Letter (paraphrased) submitted to Science magazine on responding to science-denying political extremists in our science classrooms
The improper and undue influence of science-denying extremists in our public school science classes is due to the abdication by us scientists of our rightful roles as experts in all matters dealing with science. We are the experts in science, not political extremists. It is up to us to decide what constitutes the commonly accepted scientific positions on evolution and climate change and whether or not there are any valid scientific alternatives to these well-established, proven theories. I suggest we do this simply by polling the long-established members of the scientific societies that deal with these questions, which would be FASEB for evolution and the American Physical Society for climate change, and adopting positions that receive more support by more than 90% of the members. In addition, school administrators should not abdicate their responsibilities for enforcing decorous behavior at public meetings on these questions so as to prohibit any harassment and intimidation of school teachers and scientists by political extremists. Finally, steps should also be taken to prevent any attempted stealth takeovers of scientific societies by these extremists by the proper rigorous enforcement of credentials requirements and by requiring evidence of adherence to objective scientific principles in prior investigations by applicants for membership
Eric A. Stone, PhD

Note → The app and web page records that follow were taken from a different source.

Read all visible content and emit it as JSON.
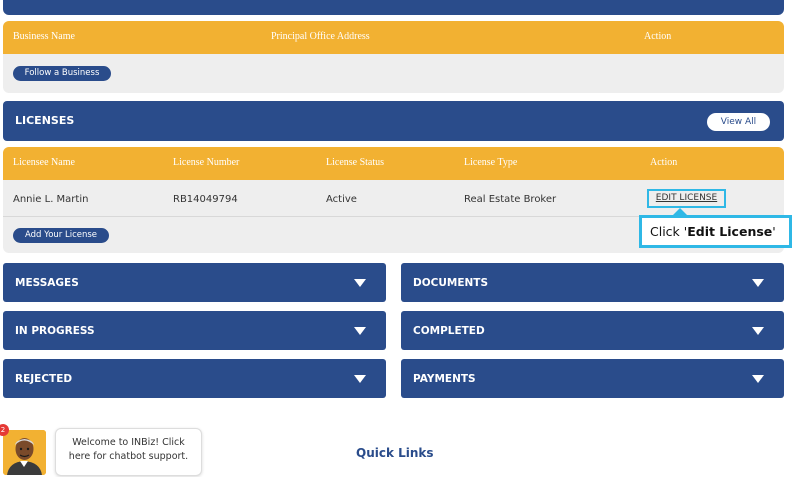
{
  "business_table": {
    "headers": [
      "Business Name",
      "Principal Office Address",
      "Action"
    ],
    "follow_button": "Follow a Business"
  },
  "licenses_section": {
    "title": "LICENSES",
    "view_all": "View All"
  },
  "license_table": {
    "headers": [
      "Licensee Name",
      "License Number",
      "License Status",
      "License Type",
      "Action"
    ],
    "rows": [
      {
        "name": "Annie L. Martin",
        "number": "RB14049794",
        "status": "Active",
        "type": "Real Estate Broker",
        "action": "EDIT LICENSE"
      }
    ],
    "add_button": "Add Your License"
  },
  "callout": {
    "prefix": "Click '",
    "bold": "Edit License",
    "suffix": "'"
  },
  "panels": {
    "messages": "MESSAGES",
    "documents": "DOCUMENTS",
    "in_progress": "IN PROGRESS",
    "completed": "COMPLETED",
    "rejected": "REJECTED",
    "payments": "PAYMENTS"
  },
  "chatbot": {
    "badge": "2",
    "message": "Welcome to INBiz! Click here for chatbot support."
  },
  "footer": {
    "quick_links": "Quick Links"
  },
  "colors": {
    "primary_blue": "#2a4c8b",
    "header_gold": "#f2b132",
    "highlight_cyan": "#2fb8e6"
  }
}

Professor of Psychiatry and Pharmacology
New York University School of Medicine
"...by requiring evidence of adherence to objective scientific principles..."
Who is going to verify this? Creationist will claim that there is a bias against them. Or they would
want "scientists" who support intelligent design on a panel that reviews the "objective scientific principles". I am not sure what the requirements are for the American Physical Society,
but I doubt if creationists could gather enough people with Physics Ph.D. to take
over more than 10% of the membership.
Perhaps, instead of the American Physical Society, one should consult the members of the
National Academy of Science.
Anyway, good luck with reasoning with the unreasonable.